    I bet if someone studied the Bush family culture, the President’s demonstrations of physical affection would be a departure from the norm. The Bushes are an old Yankee family, and northeastern WASPs aren’t known for physical displays of affection. The President may have decided that he didn’t like that emotional reserve and has overcompensated.

  • Stephen A.

    But remember, Dale, that Bush I and Bush II are both avid and frequent criers. They start the waterfalls at the drop of a hat. Being chronic huggers is only a short step from that, although I do remember Bush Sr. saying once that his family wasn’t much for expressing themselves publicly. Politics is an odd profession to be in if that’s the case.

  • Chris Bolinger

    Um, Jerry, his eyes aren’t averted. Both Bush and the man being hugged are looking at the same thing, whatever it is. I am an expert on this because I used to study Mary Worth comic strips back in the 1980s and discovered that no one in that strip actually looked at anyone else.

  • Alice C. Linsley

    The Pope touches a lot of people too. So what?

  • Jerry

    I used to study Mary Worth comic strips

    Chris, I’m forced to bow to your superior knowledge of two dimensional characters.

  • Chris Bolinger

    Good one!

  • Stephen A.


  • momly

    Bush hugs because he has no sense of boundaries.

    Whatever he sees, touches, hugs – it’s his.

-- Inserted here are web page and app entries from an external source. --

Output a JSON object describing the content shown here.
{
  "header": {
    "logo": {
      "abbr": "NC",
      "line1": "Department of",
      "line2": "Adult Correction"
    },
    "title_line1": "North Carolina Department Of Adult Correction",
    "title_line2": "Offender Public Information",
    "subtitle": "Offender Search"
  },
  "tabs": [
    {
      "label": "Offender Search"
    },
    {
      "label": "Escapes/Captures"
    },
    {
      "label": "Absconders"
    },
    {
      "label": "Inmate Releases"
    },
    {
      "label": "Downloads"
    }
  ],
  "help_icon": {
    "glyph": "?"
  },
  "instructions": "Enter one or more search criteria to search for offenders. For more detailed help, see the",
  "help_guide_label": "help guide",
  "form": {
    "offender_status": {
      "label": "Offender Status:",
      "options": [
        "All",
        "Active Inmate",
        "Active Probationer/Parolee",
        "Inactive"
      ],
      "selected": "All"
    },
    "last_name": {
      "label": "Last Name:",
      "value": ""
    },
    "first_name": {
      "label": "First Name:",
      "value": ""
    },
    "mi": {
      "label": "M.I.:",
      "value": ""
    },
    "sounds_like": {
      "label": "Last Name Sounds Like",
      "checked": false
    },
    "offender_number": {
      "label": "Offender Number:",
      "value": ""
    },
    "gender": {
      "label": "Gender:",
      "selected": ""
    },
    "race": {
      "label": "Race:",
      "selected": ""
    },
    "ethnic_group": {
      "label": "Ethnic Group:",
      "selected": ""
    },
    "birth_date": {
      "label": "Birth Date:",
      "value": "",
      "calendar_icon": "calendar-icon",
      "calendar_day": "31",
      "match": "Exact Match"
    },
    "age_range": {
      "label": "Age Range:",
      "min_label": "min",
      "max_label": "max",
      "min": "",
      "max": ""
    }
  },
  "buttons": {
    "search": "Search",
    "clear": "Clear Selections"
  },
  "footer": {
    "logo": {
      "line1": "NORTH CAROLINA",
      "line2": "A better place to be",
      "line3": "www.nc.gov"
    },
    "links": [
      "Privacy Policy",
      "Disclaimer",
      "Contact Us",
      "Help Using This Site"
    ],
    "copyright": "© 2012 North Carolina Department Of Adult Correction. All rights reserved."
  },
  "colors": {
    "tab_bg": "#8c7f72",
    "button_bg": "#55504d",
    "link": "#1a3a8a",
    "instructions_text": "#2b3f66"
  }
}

I am constantly reminded of a toddler whenever I see or listen to our commander in chief.

    I think Bush I cries more these days, though. And I think he cries because he sees the shambles that his family’s legacy has become because of the overgrown child in the Oval Office.